The primary endpoint was the incidence of colorectal polyps of at least 5·0 mm at 8 months and was assessed in the intention-to-treat population.
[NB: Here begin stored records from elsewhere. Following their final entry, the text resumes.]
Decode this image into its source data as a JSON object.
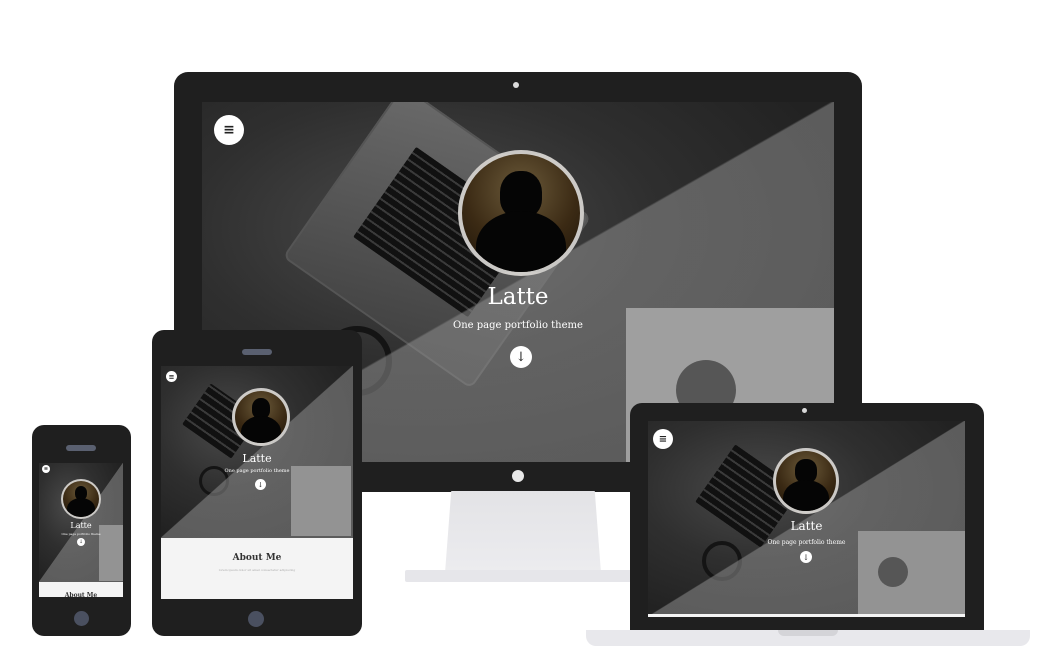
{
  "hero": {
    "title": "Latte",
    "subtitle": "One page portfolio theme",
    "menu_icon": "menu-icon",
    "down_icon": "arrow-down-circle-icon"
  },
  "about": {
    "heading": "About Me",
    "text": "lorem ipsum dolor sit amet consectetur adipiscing"
  },
  "colors": {
    "device": "#1f1f1f",
    "accent": "#ffffff",
    "panel": "#f4f4f4"
  }
}
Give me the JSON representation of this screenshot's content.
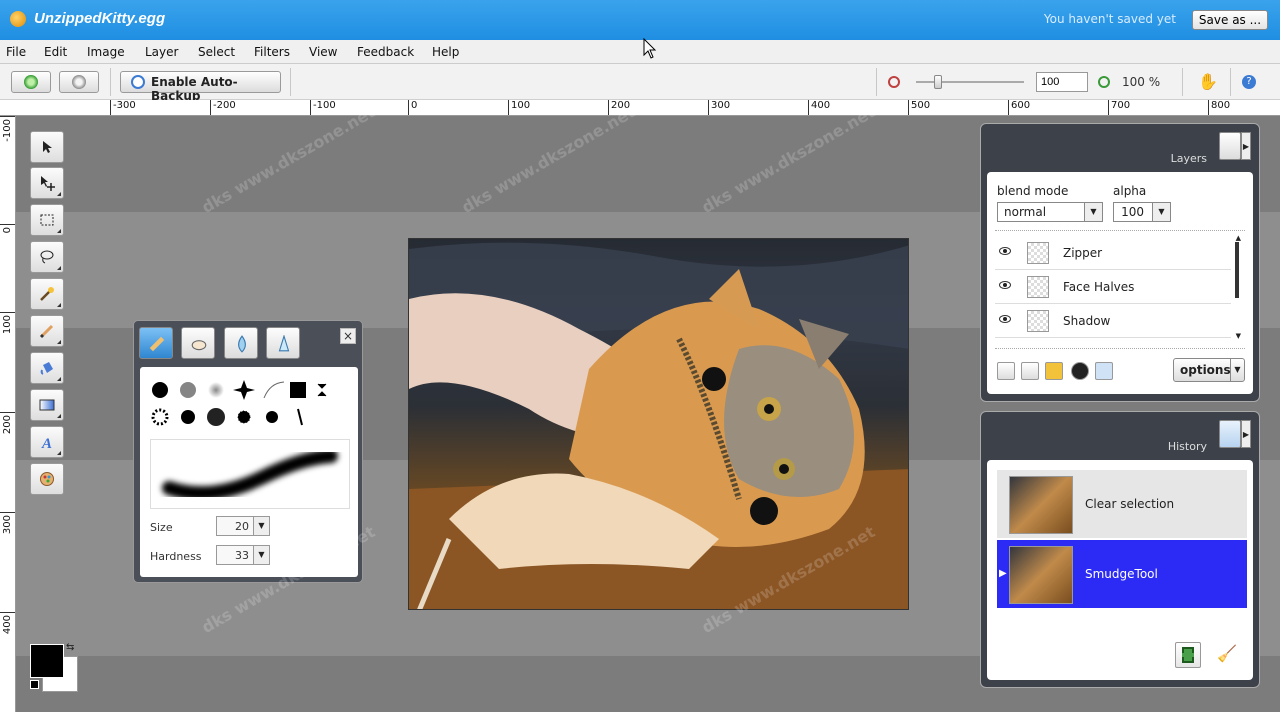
{
  "window": {
    "title": "UnzippedKitty.egg",
    "save_status": "You haven't saved yet",
    "save_button": "Save as ..."
  },
  "menu": [
    "File",
    "Edit",
    "Image",
    "Layer",
    "Select",
    "Filters",
    "View",
    "Feedback",
    "Help"
  ],
  "toolbar": {
    "backup_label": "Enable Auto-Backup",
    "zoom_value": "100",
    "zoom_percent": "100 %"
  },
  "ruler": {
    "horizontal": [
      "-300",
      "-200",
      "-100",
      "0",
      "100",
      "200",
      "300",
      "400",
      "500",
      "600",
      "700",
      "800"
    ],
    "vertical": [
      "-100",
      "0",
      "100",
      "200",
      "300",
      "400"
    ]
  },
  "tools": [
    "pointer-icon",
    "move-icon",
    "marquee-icon",
    "lasso-icon",
    "magic-wand-icon",
    "brush-icon",
    "bucket-icon",
    "gradient-icon",
    "text-icon",
    "smudge-icon"
  ],
  "brush_panel": {
    "close": "×",
    "size_label": "Size",
    "size_value": "20",
    "hardness_label": "Hardness",
    "hardness_value": "33"
  },
  "layers_panel": {
    "title": "Layers",
    "blend_mode_label": "blend mode",
    "blend_mode_value": "normal",
    "alpha_label": "alpha",
    "alpha_value": "100",
    "layers": [
      {
        "name": "Zipper"
      },
      {
        "name": "Face Halves"
      },
      {
        "name": "Shadow"
      }
    ],
    "options_label": "options"
  },
  "history_panel": {
    "title": "History",
    "items": [
      {
        "label": "Clear selection",
        "selected": false
      },
      {
        "label": "SmudgeTool",
        "selected": true
      }
    ]
  },
  "colors": {
    "title_bar": "#1f8ee2",
    "selection": "#2b2bf5",
    "foreground": "#000000",
    "background": "#ffffff"
  }
}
Safety was assessed in the ITT population.
Between Sept 25, 2015, and March 13, 2017, 104 patients were randomly assigned to receive either aspirin or aspirin placebo (n=52) or mesalazine or mesalazine placebo (n=52). Two patients withdrew from the aspirin plus mesalazine placebo group.
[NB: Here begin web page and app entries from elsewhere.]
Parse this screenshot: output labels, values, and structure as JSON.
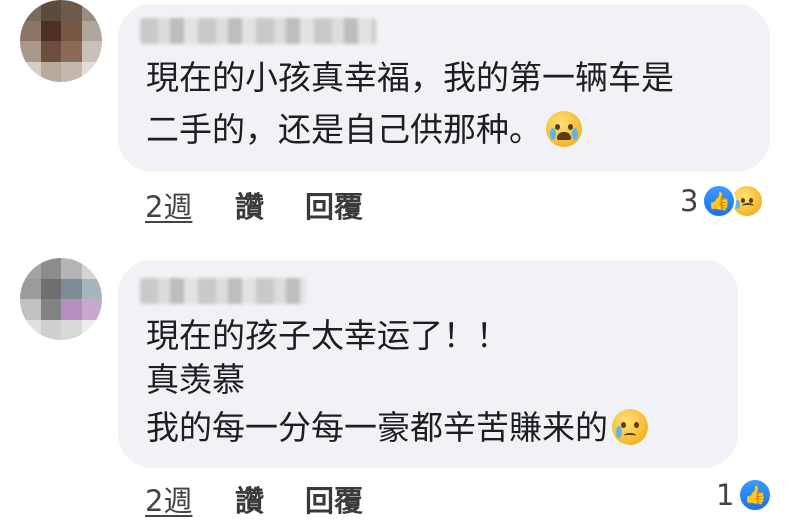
{
  "comments": [
    {
      "author": "",
      "lines": [
        "現在的小孩真幸福，我的第一辆车是",
        "二手的，还是自己供那种。"
      ],
      "emoji": "loudly-crying-face-emoji",
      "time": "2週",
      "like_label": "讚",
      "reply_label": "回覆",
      "reaction_count": "3",
      "reactions": [
        "like-icon",
        "sad-icon"
      ]
    },
    {
      "author": "",
      "lines": [
        "現在的孩子太幸运了！！",
        "真羡慕",
        "我的每一分每一豪都辛苦賺来的"
      ],
      "emoji": "crying-face-emoji",
      "time": "2週",
      "like_label": "讚",
      "reply_label": "回覆",
      "reaction_count": "1",
      "reactions": [
        "like-icon"
      ]
    }
  ],
  "colors": {
    "bubble": "#f0f2f5",
    "like_blue": "#1773ea",
    "text": "#1c1e21",
    "meta": "#444444"
  }
}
Key findings of the study include:
- Two patients withdrew from the aspirin plus mesalazine placebo group.
- 26 (50%) of 52 patients who received no aspirin had colorectal polyps of at least 5·0 mm at 8 months, as did 15 (30%) of the 50 patients who received any aspirin, 21 (42%) of the 50 patients who received no mesalazine, and 20 (38%) of the 52 patients who received any mesalazine.
- The adjusted odds ratio for polyp recurrence was 0·37 in the patients who received any aspirin and 0·87 in any who received mesalazine.
- The most common adverse events were grade 1–2 upper gastrointestinal symptoms in three (12%) of 26 patients who received aspirin plus mesalazine, one (4%) of 24 patients who received aspirin plus mesalazine placebo, and one (4%) of 26 patients who received mesalazine plus aspirin placebo.
- There was one grade 4 event in the mesalazine plus aspirin placebo group, but not related to the treatment.
"Low-dose aspirin safely suppressed the recurrence of colorectal polyps larger than 5·0 mm in patients with FAP," wrote the authors. "These results suggest an effect of low-dose aspirin for FAP and could be an alternative method for preventing colorectal cancer in FAP."
The study titled, "Chemoprevention with low-dose aspirin, mesalazine, or both in patients with familial adenomatous polyposis without previous colectomy (J-FAPP Study IV): a multicentre, double-blind, randomised, two-by-two factorial design trial," is published in the journal Lancet Gastroenterology & Hepatology.